# WORK INSTRUCTION:
Tally every line of the entries that contains the string "price", then reply with only that number.

Stored entries:
---+---

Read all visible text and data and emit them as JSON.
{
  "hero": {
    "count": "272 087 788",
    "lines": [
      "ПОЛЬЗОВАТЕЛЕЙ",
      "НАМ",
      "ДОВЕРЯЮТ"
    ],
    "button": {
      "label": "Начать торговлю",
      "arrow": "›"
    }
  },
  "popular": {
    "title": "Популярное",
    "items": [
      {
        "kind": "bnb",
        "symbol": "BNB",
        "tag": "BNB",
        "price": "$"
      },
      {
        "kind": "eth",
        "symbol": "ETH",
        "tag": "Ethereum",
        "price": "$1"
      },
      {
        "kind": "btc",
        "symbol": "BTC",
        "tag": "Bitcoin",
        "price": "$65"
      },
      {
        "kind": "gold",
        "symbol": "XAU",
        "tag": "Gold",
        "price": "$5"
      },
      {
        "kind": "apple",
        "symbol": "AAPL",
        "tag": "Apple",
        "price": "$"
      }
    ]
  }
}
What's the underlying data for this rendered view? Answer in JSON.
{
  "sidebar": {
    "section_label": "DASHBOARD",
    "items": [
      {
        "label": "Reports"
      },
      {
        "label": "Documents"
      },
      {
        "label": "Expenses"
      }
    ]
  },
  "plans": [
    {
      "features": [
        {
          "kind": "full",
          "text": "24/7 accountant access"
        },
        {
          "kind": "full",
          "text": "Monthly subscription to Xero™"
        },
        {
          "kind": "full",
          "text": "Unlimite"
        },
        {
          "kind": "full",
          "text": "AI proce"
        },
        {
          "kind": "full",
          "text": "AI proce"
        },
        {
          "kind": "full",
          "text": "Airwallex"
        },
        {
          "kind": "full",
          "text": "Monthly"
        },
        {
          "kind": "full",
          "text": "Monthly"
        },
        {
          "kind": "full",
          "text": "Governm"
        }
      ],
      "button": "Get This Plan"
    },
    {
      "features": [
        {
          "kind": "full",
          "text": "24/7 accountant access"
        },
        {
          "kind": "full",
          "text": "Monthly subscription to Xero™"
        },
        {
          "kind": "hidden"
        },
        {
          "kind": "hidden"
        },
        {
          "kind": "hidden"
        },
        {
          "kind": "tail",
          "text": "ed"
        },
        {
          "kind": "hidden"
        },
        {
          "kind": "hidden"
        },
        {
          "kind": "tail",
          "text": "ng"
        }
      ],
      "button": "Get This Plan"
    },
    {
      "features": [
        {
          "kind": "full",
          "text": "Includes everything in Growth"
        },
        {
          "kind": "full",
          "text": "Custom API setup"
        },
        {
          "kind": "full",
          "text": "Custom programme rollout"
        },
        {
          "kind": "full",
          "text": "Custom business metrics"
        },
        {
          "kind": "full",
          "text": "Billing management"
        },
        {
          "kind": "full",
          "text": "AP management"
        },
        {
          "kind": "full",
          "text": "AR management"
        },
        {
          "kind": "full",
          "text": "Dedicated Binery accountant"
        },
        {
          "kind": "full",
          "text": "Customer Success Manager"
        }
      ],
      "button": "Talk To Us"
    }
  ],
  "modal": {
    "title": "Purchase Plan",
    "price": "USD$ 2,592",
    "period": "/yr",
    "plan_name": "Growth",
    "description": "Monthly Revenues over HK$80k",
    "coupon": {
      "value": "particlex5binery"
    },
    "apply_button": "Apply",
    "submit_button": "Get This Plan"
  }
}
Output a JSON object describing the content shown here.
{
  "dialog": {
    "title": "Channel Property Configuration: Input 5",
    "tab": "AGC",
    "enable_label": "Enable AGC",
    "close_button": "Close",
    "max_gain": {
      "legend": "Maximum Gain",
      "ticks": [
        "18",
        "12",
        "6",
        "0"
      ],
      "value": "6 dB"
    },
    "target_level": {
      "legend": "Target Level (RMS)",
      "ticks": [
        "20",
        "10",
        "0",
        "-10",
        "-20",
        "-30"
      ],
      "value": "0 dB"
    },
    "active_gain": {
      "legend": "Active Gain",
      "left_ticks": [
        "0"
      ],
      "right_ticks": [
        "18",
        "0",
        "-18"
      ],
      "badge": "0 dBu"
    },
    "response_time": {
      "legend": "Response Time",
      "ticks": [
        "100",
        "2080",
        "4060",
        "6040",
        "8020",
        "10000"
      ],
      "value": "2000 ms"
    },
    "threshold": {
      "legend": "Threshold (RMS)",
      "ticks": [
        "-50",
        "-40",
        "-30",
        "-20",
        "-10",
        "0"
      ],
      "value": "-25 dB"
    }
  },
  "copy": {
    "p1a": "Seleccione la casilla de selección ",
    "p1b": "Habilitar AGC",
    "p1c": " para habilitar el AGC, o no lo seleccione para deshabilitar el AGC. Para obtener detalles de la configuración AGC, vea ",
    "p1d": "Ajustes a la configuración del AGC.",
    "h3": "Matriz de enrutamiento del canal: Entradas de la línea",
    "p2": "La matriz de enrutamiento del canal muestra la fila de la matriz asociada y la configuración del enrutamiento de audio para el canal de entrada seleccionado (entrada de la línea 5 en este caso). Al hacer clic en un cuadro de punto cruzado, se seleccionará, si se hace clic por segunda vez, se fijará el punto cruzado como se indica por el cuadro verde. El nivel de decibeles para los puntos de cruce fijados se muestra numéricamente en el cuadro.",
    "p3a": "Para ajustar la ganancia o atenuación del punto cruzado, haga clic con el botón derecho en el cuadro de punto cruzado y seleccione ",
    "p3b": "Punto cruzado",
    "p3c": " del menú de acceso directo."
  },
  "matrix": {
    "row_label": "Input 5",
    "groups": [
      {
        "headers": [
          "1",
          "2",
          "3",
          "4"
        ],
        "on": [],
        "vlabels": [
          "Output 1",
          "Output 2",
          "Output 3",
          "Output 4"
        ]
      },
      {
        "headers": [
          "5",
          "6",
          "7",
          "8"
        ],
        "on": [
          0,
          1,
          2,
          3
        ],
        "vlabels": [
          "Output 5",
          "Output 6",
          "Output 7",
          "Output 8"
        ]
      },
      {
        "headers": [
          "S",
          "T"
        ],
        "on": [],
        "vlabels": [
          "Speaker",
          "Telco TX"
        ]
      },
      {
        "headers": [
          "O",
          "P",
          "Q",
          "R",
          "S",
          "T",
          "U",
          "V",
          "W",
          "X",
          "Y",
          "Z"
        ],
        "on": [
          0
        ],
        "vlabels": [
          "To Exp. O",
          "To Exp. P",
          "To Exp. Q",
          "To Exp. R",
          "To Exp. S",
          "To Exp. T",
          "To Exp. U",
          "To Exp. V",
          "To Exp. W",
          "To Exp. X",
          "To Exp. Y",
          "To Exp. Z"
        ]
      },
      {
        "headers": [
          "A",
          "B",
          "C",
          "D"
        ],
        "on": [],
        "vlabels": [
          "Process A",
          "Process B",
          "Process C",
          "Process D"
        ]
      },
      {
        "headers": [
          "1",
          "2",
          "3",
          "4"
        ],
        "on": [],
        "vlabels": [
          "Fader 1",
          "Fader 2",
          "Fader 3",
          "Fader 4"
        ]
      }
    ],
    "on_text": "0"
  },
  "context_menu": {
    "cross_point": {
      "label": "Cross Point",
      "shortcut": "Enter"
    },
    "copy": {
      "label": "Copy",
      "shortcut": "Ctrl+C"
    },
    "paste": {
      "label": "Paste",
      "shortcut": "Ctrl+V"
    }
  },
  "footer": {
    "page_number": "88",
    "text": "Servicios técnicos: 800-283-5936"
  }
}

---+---

# SOLUTION TO THIS TASK:
6